TASK STATEMENT> In the data below, find each line containing the string "screenshot" and return it.

DATA EXCERPTS>
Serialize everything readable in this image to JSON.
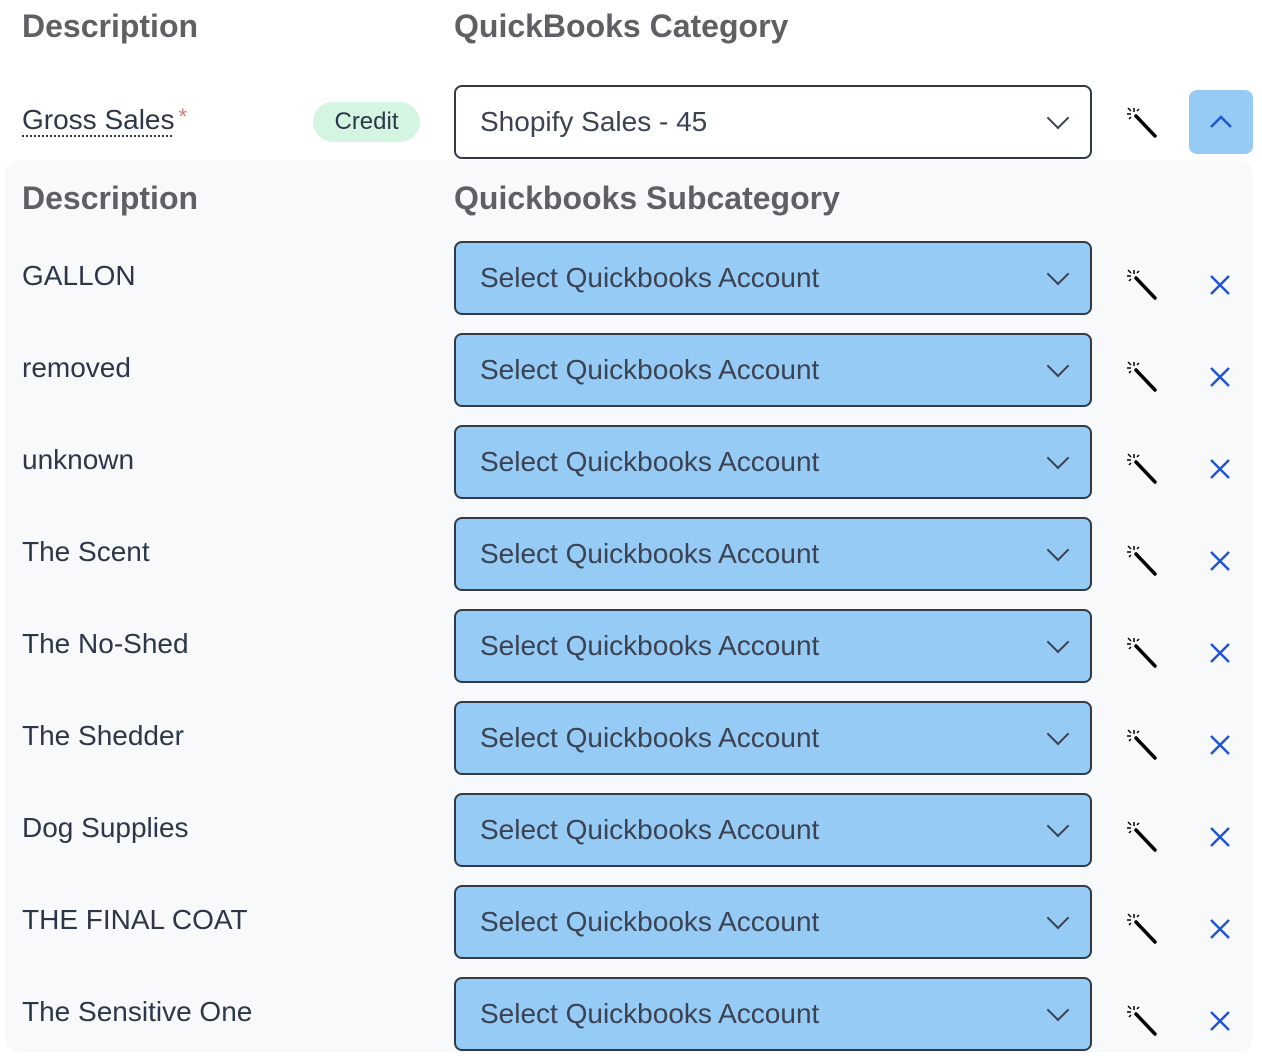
{
  "header": {
    "description_label": "Description",
    "category_label": "QuickBooks Category"
  },
  "main_row": {
    "label": "Gross Sales",
    "required_mark": "*",
    "badge": "Credit",
    "category_value": "Shopify Sales - 45",
    "auto_map_icon": "magic-wand-icon",
    "collapse_icon": "chevron-up-icon"
  },
  "sub_panel": {
    "description_label": "Description",
    "subcategory_label": "Quickbooks Subcategory",
    "rows": [
      {
        "label": "GALLON",
        "value": "Select Quickbooks Account"
      },
      {
        "label": "removed",
        "value": "Select Quickbooks Account"
      },
      {
        "label": "unknown",
        "value": "Select Quickbooks Account"
      },
      {
        "label": "The Scent",
        "value": "Select Quickbooks Account"
      },
      {
        "label": "The No-Shed",
        "value": "Select Quickbooks Account"
      },
      {
        "label": "The Shedder",
        "value": "Select Quickbooks Account"
      },
      {
        "label": "Dog Supplies",
        "value": "Select Quickbooks Account"
      },
      {
        "label": "THE FINAL COAT",
        "value": "Select Quickbooks Account"
      },
      {
        "label": "The Sensitive One",
        "value": "Select Quickbooks Account"
      }
    ]
  },
  "colors": {
    "select_highlight": "#95cbf5",
    "badge_bg": "#d5f5e3",
    "remove_icon": "#2255d4",
    "required": "#e57373"
  }
}
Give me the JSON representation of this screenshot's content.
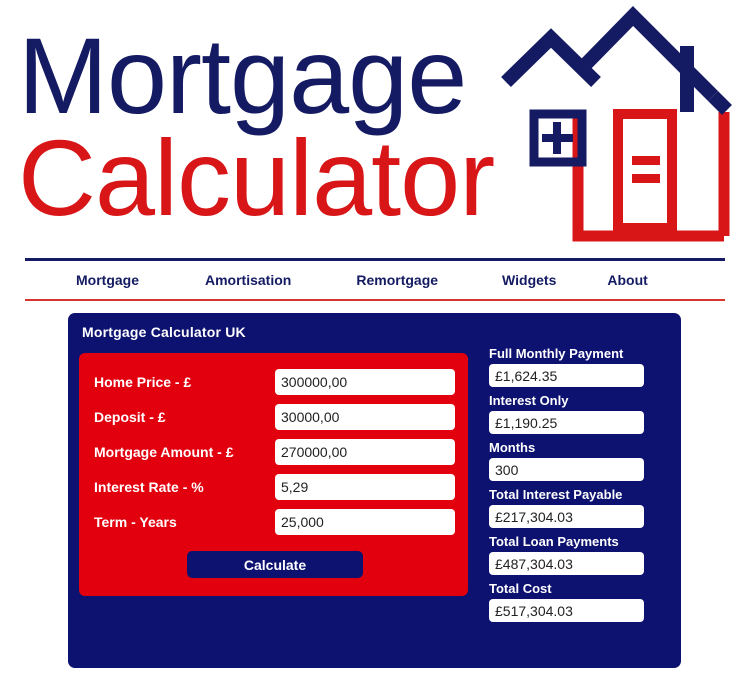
{
  "logo": {
    "line1": "Mortgage",
    "line2": "Calculator",
    "line1_color": "#141b63",
    "line2_color": "#d81618",
    "house_icon": "house-with-window-and-door-icon"
  },
  "nav": {
    "items": [
      {
        "label": "Mortgage"
      },
      {
        "label": "Amortisation"
      },
      {
        "label": "Remortgage"
      },
      {
        "label": "Widgets"
      },
      {
        "label": "About"
      }
    ],
    "rule_top_color": "#141b63",
    "rule_bottom_color": "#d8352f"
  },
  "calculator": {
    "title": "Mortgage Calculator UK",
    "panel_color": "#0d1170",
    "form_color": "#e2000e",
    "fields": [
      {
        "label": "Home Price - £",
        "value": "300000,00"
      },
      {
        "label": "Deposit - £",
        "value": "30000,00"
      },
      {
        "label": "Mortgage Amount - £",
        "value": "270000,00"
      },
      {
        "label": "Interest Rate - %",
        "value": "5,29"
      },
      {
        "label": "Term - Years",
        "value": "25,000"
      }
    ],
    "calculate_label": "Calculate",
    "results": [
      {
        "label": "Full Monthly Payment",
        "value": "£1,624.35"
      },
      {
        "label": "Interest Only",
        "value": "£1,190.25"
      },
      {
        "label": "Months",
        "value": "300"
      },
      {
        "label": "Total Interest Payable",
        "value": "£217,304.03"
      },
      {
        "label": "Total Loan Payments",
        "value": "£487,304.03"
      },
      {
        "label": "Total Cost",
        "value": "£517,304.03"
      }
    ]
  }
}
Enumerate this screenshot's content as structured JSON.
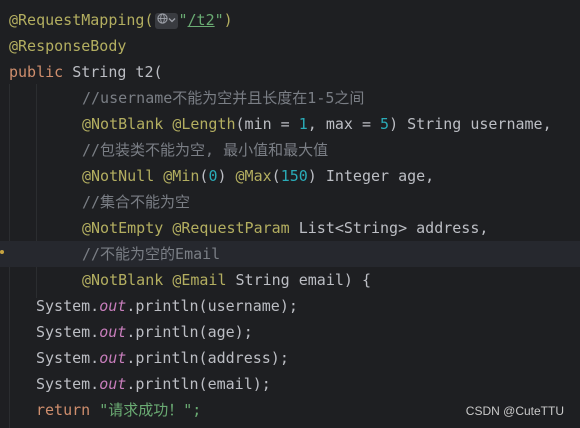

COMPLETED EXERCISE>
Give me the JSON representation of this screenshot's content.
Enumerate this screenshot's content as structured JSON.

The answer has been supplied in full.